Smoking Cessation Program
Thinking about quitting smoking? Congratulations! That means you’ve already taken the first step toward better health. Quitting smoking is one of the best things you can do to take care of yourself. It will significantly reduce your risk for an unbelievably long list of health conditions.
Besides lengthening your life, quitting smoking will also improve your quality of life. You’ll be able to enjoy breathing easier, you’ll have more energy, and you’ll gain some peace of mind.
We know that quitting smoking is easier said than done. It often takes people more than one try to quit smoking for good. However, success rates are much higher when you get some help, such as with the assistance of our Smoking Cessation Program.
Don’t learn to live with your pain. If you have chronic pain (which means any pain that lasts for six months or longer) it’s probably not going to go away on its own.
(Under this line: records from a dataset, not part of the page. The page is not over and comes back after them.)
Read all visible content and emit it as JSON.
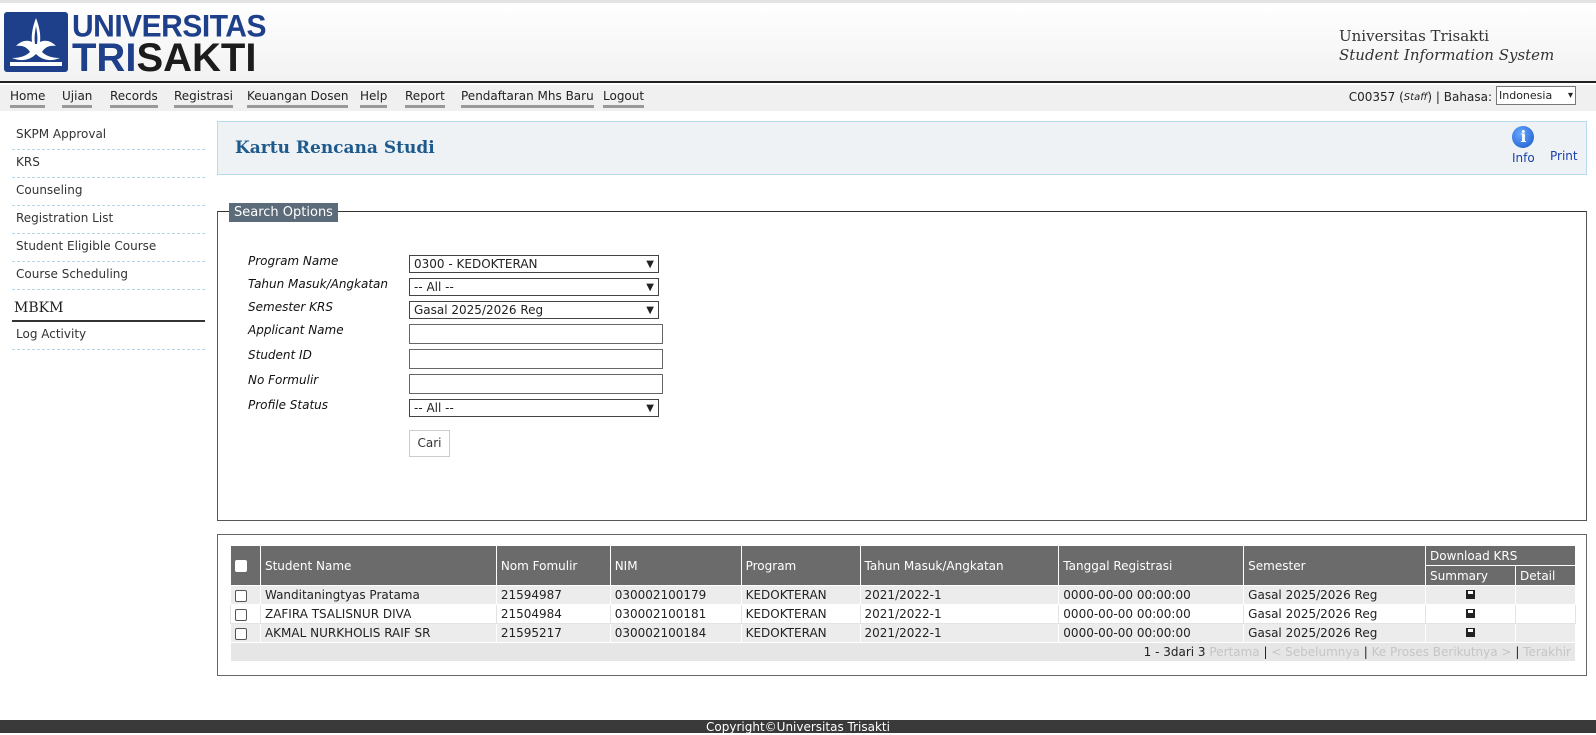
{
  "header": {
    "logo_line1": "UNIVERSITAS",
    "logo_tri": "TRI",
    "logo_sakti": "SAKTI",
    "university": "Universitas Trisakti",
    "system": "Student Information System"
  },
  "menu": {
    "items": [
      "Home",
      "Ujian",
      "Records",
      "Registrasi",
      "Keuangan Dosen",
      "Help",
      "Report",
      "Pendaftaran Mhs Baru",
      "Logout"
    ],
    "user_id": "C00357",
    "role": "Staff",
    "separator": "|",
    "language_label": "Bahasa:",
    "language_value": "Indonesia"
  },
  "sidebar": {
    "items": [
      "SKPM Approval",
      "KRS",
      "Counseling",
      "Registration List",
      "Student Eligible Course",
      "Course Scheduling"
    ],
    "heading": "MBKM",
    "items2": [
      "Log Activity"
    ]
  },
  "titlebar": {
    "title": "Kartu Rencana Studi",
    "info_label": "Info",
    "print_label": "Print"
  },
  "search": {
    "legend": "Search Options",
    "program_label": "Program Name",
    "program_value": "0300 - KEDOKTERAN",
    "tahun_label": "Tahun Masuk/Angkatan",
    "tahun_value": "-- All --",
    "semester_label": "Semester KRS",
    "semester_value": "Gasal 2025/2026 Reg",
    "applicant_label": "Applicant Name",
    "applicant_value": "",
    "student_id_label": "Student ID",
    "student_id_value": "",
    "formulir_label": "No Formulir",
    "formulir_value": "",
    "profile_label": "Profile Status",
    "profile_value": "-- All --",
    "button_label": "Cari"
  },
  "results": {
    "headers": {
      "student_name": "Student Name",
      "nom_formulir": "Nom Fomulir",
      "nim": "NIM",
      "program": "Program",
      "tahun": "Tahun Masuk/Angkatan",
      "tanggal": "Tanggal Registrasi",
      "semester": "Semester",
      "download": "Download KRS",
      "summary": "Summary",
      "detail": "Detail"
    },
    "rows": [
      {
        "name": "Wanditaningtyas Pratama",
        "formulir": "21594987",
        "nim": "030002100179",
        "program": "KEDOKTERAN",
        "tahun": "2021/2022-1",
        "tanggal": "0000-00-00 00:00:00",
        "semester": "Gasal 2025/2026 Reg"
      },
      {
        "name": "ZAFIRA TSALISNUR DIVA",
        "formulir": "21504984",
        "nim": "030002100181",
        "program": "KEDOKTERAN",
        "tahun": "2021/2022-1",
        "tanggal": "0000-00-00 00:00:00",
        "semester": "Gasal 2025/2026 Reg"
      },
      {
        "name": "AKMAL NURKHOLIS RAIF SR",
        "formulir": "21595217",
        "nim": "030002100184",
        "program": "KEDOKTERAN",
        "tahun": "2021/2022-1",
        "tanggal": "0000-00-00 00:00:00",
        "semester": "Gasal 2025/2026 Reg"
      }
    ],
    "pager": {
      "range": "1 - 3dari 3",
      "first": "Pertama",
      "prev": "< Sebelumnya",
      "next": "Ke Proses Berikutnya >",
      "last": "Terakhir",
      "sep": "|"
    }
  },
  "footer": {
    "copyright": "Copyright©Universitas Trisakti"
  }
}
Our Chronic Pain Programs are customized for each patient and take a comprehensive approach. That means we can address all aspects of your health including physical, functional, and psychological issues.
This is useful because there are a lot of different factors that contribute to chronic pain. For example, did you know that anxiety and depression can increase your chronic pain symptoms? Or that problems with your feet can be the cause of chronic back pain? That’s why our whole-body approach is so effective at chronic pain management.
Your Custom Plan
At Activa Clinics, we provide personalized health care. That means all of our treatments are tailored to the unique needs of the patient. Our Smoking Cessation Program is no different.
We’ll start by speaking with you about your medical history, smoking habits, concerns, symptoms, and health goals. Then we’ll create a custom plan to help you get smoke-free.
There are a number of treatment options that can be incorporated into your custom plan. They include:
Our wide range of services means we can provide solutions to help with other issues that are associated with quitting smoking. For instance, we have nutritionists and physiotherapists who can help with diet and exercise programs to help avoid weight gain, and we have mental health professionals that provide coping strategies for increased stress or depression stemming from nicotine withdrawal.
The sooner you quit smoking the better, but it’s important to remember that it’s never too late. For example, smokers who quit at age 50 can gain about six years of life expectancy over those who continue to smoke.
Cost and Coverage
Just like most of our treatments, our Smoking Cessation Program are covered by extended health plans, such as coverage you may have through work. So these programs are usually available at little or no cost to you. If you don’t have coverage or are unsure, give us a call and we can help. We can also provide our treatments at competitive rates.
If you qualify for the Ontario Drug Benefit Program it includes coverage to help you quit smoking:
- up to a year of pharmacist-assisted counselling (talk to your pharmacist or health care provider)
- drugs (Champix or Zyban) if you are age 18 years or older
1. How effective are smoking cessation programs?
Smoking cessation programs are effective in one, initiating smoking cessation and two, maintaining the process. One can find comfort as the programs are patient-centered, nonjudgemental, and non-confrontational. The client is taught on cognitive and behavioral techniques that help a smoker to deal with cravings.
2. What is the most successful way to stop smoking?
Quitting smoking starts with you. There are many approaches to ceasing. Start by setting a quit date. Find healthy distractions, e.g., sports. Gradually cut down the number of times you smoke, ask for social support from friends if it's overwhelming. Seek treatment e.g., nicotine replacement and gum, varenicline, zyben, and antidepressants.
3. What are the 5 A's of smoking cessation?
These are the 5As of smoking cessation. 1. Ask about tobacco use. Identify and document tobacco use status for every patient at every visit. 2. Advise quitting. In a clear, strong, and personalized manner, urge every tobacco user to quit. 3. Assess willingness to make the client quit. 4. Assist in a quit attempt. The patient is willing to make a quit attempt, offer medication, and provide or refer for counselling or additional treatment to help the patient quit. For patients unwilling to quit at the time, provide interventions designed to increase future quit attempts. 5. Arrange follow-up. For the patient willing to make a quit attempt, arrange for follow-up contacts, beginning within the first week after the quit date.